:: Your objective ::
Write every record out again exactly as shown below.

:: Available records ::
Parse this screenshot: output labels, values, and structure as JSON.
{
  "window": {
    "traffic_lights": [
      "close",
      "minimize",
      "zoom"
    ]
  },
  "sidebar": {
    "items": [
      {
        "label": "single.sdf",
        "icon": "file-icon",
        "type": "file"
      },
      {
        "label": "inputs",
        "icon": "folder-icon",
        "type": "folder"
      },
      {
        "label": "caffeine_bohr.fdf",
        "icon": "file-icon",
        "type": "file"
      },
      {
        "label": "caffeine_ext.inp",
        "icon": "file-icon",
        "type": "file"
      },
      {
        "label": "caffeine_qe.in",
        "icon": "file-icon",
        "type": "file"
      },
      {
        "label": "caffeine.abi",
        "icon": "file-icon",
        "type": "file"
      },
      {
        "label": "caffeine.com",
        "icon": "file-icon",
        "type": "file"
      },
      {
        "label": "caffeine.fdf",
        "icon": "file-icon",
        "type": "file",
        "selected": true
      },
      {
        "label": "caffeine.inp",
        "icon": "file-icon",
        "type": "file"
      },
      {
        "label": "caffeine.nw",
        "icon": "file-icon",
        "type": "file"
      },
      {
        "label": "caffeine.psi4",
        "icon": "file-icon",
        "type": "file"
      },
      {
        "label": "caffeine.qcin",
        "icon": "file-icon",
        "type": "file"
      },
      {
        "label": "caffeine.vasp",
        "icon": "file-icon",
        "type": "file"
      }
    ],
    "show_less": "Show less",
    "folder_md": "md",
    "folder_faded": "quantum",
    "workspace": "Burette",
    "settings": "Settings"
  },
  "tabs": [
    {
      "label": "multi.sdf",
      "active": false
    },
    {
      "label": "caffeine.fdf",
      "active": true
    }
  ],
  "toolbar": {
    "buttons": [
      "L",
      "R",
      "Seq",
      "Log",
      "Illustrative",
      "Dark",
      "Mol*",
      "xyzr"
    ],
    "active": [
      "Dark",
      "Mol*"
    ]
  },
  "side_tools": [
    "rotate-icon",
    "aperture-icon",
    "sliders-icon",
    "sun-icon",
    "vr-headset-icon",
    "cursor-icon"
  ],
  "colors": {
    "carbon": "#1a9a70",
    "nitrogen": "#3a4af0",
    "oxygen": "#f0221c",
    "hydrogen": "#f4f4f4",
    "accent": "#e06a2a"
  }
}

:: Written response ::
Parse this screenshot: output labels, values, and structure as JSON.
{
  "window": {
    "traffic_lights": [
      "close",
      "minimize",
      "zoom"
    ]
  },
  "sidebar": {
    "items": [
      {
        "label": "single.sdf",
        "icon": "file-icon",
        "type": "file"
      },
      {
        "label": "inputs",
        "icon": "folder-icon",
        "type": "folder"
      },
      {
        "label": "caffeine_bohr.fdf",
        "icon": "file-icon",
        "type": "file"
      },
      {
        "label": "caffeine_ext.inp",
        "icon": "file-icon",
        "type": "file"
      },
      {
        "label": "caffeine_qe.in",
        "icon": "file-icon",
        "type": "file"
      },
      {
        "label": "caffeine.abi",
        "icon": "file-icon",
        "type": "file"
      },
      {
        "label": "caffeine.com",
        "icon": "file-icon",
        "type": "file"
      },
      {
        "label": "caffeine.fdf",
        "icon": "file-icon",
        "type": "file",
        "selected": true
      },
      {
        "label": "caffeine.inp",
        "icon": "file-icon",
        "type": "file"
      },
      {
        "label": "caffeine.nw",
        "icon": "file-icon",
        "type": "file"
      },
      {
        "label": "caffeine.psi4",
        "icon": "file-icon",
        "type": "file"
      },
      {
        "label": "caffeine.qcin",
        "icon": "file-icon",
        "type": "file"
      },
      {
        "label": "caffeine.vasp",
        "icon": "file-icon",
        "type": "file"
      }
    ],
    "show_less": "Show less",
    "folder_md": "md",
    "folder_faded": "quantum",
    "workspace": "Burette",
    "settings": "Settings"
  },
  "tabs": [
    {
      "label": "multi.sdf",
      "active": false
    },
    {
      "label": "caffeine.fdf",
      "active": true
    }
  ],
  "toolbar": {
    "buttons": [
      "L",
      "R",
      "Seq",
      "Log",
      "Illustrative",
      "Dark",
      "Mol*",
      "xyzr"
    ],
    "active": [
      "Dark",
      "Mol*"
    ]
  },
  "side_tools": [
    "rotate-icon",
    "aperture-icon",
    "sliders-icon",
    "sun-icon",
    "vr-headset-icon",
    "cursor-icon"
  ],
  "colors": {
    "carbon": "#1a9a70",
    "nitrogen": "#3a4af0",
    "oxygen": "#f0221c",
    "hydrogen": "#f4f4f4",
    "accent": "#e06a2a"
  }
}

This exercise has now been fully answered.